A London-based analyst who follows Burberry pointed out that the first quarter is traditionally the brand’s smallest quarter with the most difficult comparatives.

“A low, single-digit percentage point miss on what is the smallest, toughest quarter of the year for Burberry is not dramatic — we’re not talking about a 10 percent miss,” said the analyst, who also spoke on condition of anonymity.

Indeed, Burberry has left its full-year guidance unchanged: Pretax profits are still set to hit 440 million pounds, or $682 million, for the 2012-2013 fiscal year.

Burberry chief executive Angela Ahrendts called the first-quarter performance “robust,” despite what she referred to as a more challenging external environment. In a phone call with WWD, Stacey Cartwright, Burberry’s chief financial officer, talked about the impact of the macro-economic environment:

“You look at the upcoming elections in the U.S., the euro crisis, China. Things are happening everywhere, markets are uneven and it’s hard to discern trends,” she said.

In the first quarter, retail sales — which now generate 70 percent of the business — increased by 14 percent and the fastest-growing categories remain core outerwear, large leather goods, men’s tailoring and accessories.

Burberry said the quarterly growth came partly from Asia-Pacific, where sales advanced 20.6 percent, and Europe, where sales were up 10.3 percent. Cartwright added that, in China, comparative retail growth was in the “midteens,” while in Europe — and especially the U.K., France and Germany —tourists were driving the revenue increases.

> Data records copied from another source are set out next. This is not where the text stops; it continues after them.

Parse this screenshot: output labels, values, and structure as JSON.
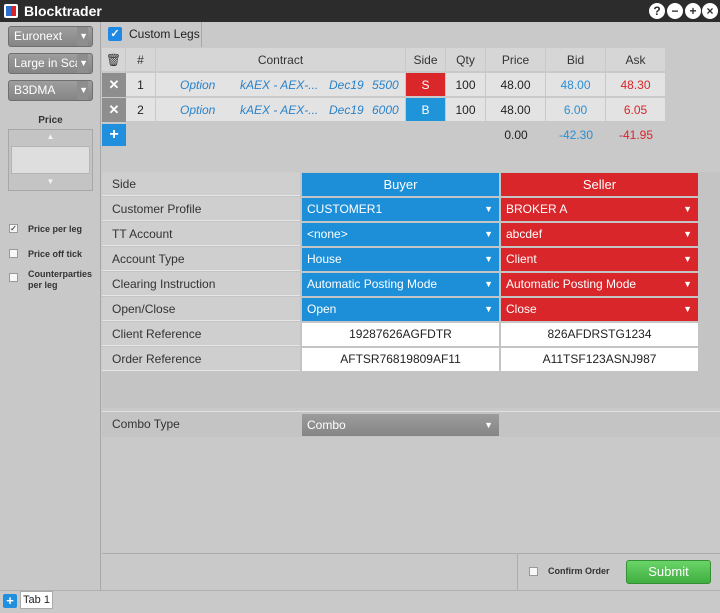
{
  "app": {
    "title": "Blocktrader"
  },
  "window_buttons": [
    "?",
    "−",
    "+",
    "×"
  ],
  "left": {
    "exchange": "Euronext",
    "size": "Large in Sca",
    "venue": "B3DMA",
    "price_label": "Price",
    "options": [
      {
        "label": "Price per leg",
        "checked": true
      },
      {
        "label": "Price off tick",
        "checked": false
      },
      {
        "label": "Counterparties per leg",
        "checked": false
      }
    ]
  },
  "custom_legs": {
    "label": "Custom Legs",
    "checked": true
  },
  "grid": {
    "headers": [
      "#",
      "Contract",
      "Side",
      "Qty",
      "Price",
      "Bid",
      "Ask"
    ],
    "legs": [
      {
        "num": "1",
        "type": "Option",
        "product": "kAEX - AEX-...",
        "expiry": "Dec19",
        "strike": "5500",
        "side": "S",
        "qty": "100",
        "price": "48.00",
        "bid": "48.00",
        "ask": "48.30"
      },
      {
        "num": "2",
        "type": "Option",
        "product": "kAEX - AEX-...",
        "expiry": "Dec19",
        "strike": "6000",
        "side": "B",
        "qty": "100",
        "price": "48.00",
        "bid": "6.00",
        "ask": "6.05"
      }
    ],
    "totals": {
      "price": "0.00",
      "bid": "-42.30",
      "ask": "-41.95"
    }
  },
  "form": {
    "side_label": "Side",
    "buyer": "Buyer",
    "seller": "Seller",
    "rows": [
      {
        "label": "Customer Profile",
        "buy": "CUSTOMER1",
        "sell": "BROKER A"
      },
      {
        "label": "TT Account",
        "buy": "<none>",
        "sell": "abcdef"
      },
      {
        "label": "Account Type",
        "buy": "House",
        "sell": "Client"
      },
      {
        "label": "Clearing Instruction",
        "buy": "Automatic Posting Mode",
        "sell": "Automatic Posting Mode"
      },
      {
        "label": "Open/Close",
        "buy": "Open",
        "sell": "Close"
      }
    ],
    "text_rows": [
      {
        "label": "Client Reference",
        "buy": "19287626AGFDTR",
        "sell": "826AFDRSTG1234"
      },
      {
        "label": "Order Reference",
        "buy": "AFTSR76819809AF11",
        "sell": "A11TSF123ASNJ987"
      }
    ]
  },
  "combo": {
    "label": "Combo Type",
    "value": "Combo"
  },
  "confirm": {
    "label": "Confirm Order",
    "checked": false
  },
  "submit_label": "Submit",
  "tabs": [
    {
      "label": "Tab 1"
    }
  ],
  "colors": {
    "buyer": "#1c8fd8",
    "seller": "#d8262a",
    "submit": "#4cbc4b",
    "accent": "#1f8fde"
  }
}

“It’s the traveling luxury consumer who is fueling growth in Europe — the growth is not coming from domestic customers,” she said. Italy and Korea remain weak.

In the Americas — where quarterly growth was 3.4 percent — Cartwright acknowledged that the brand continued to cull the number of wholesale accounts in favor of retail stores. “We’re managing inventory more tightly, and focusing on the top doors with the right adjacencies,” she said.

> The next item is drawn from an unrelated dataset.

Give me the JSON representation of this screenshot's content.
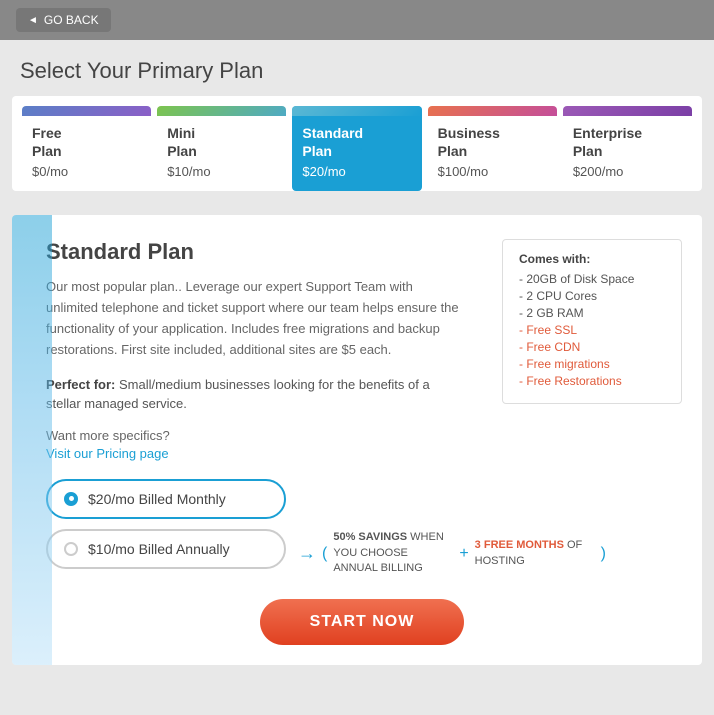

In the first quarter, Burberry’s average selling price increased in the mid- to high-single digits, as Burberry continues to de-emphasize its opening price point products in favor of higher-price categories.

As reported in May, Burberry plans to terminate its Nova Check, one of the firm’s early iconic patterns with a khaki background and burgundy, black and white stripes. The company said the Asia-made Nova Check accessories line is still a big, highly profitable business, but is no longer right for the brand.

“That has diluted some of the first-quarter figures,” said an industry observer. “But it was a deliberate choice by Burberry as they become more of a luxury brand.”

The company said global product licenses delivered double-digit growth, and that Japanese apparel royalty income was broadly unchanged. However, Japanese nonapparel income was down, largely reflecting the termination of certain licenses in June 2011.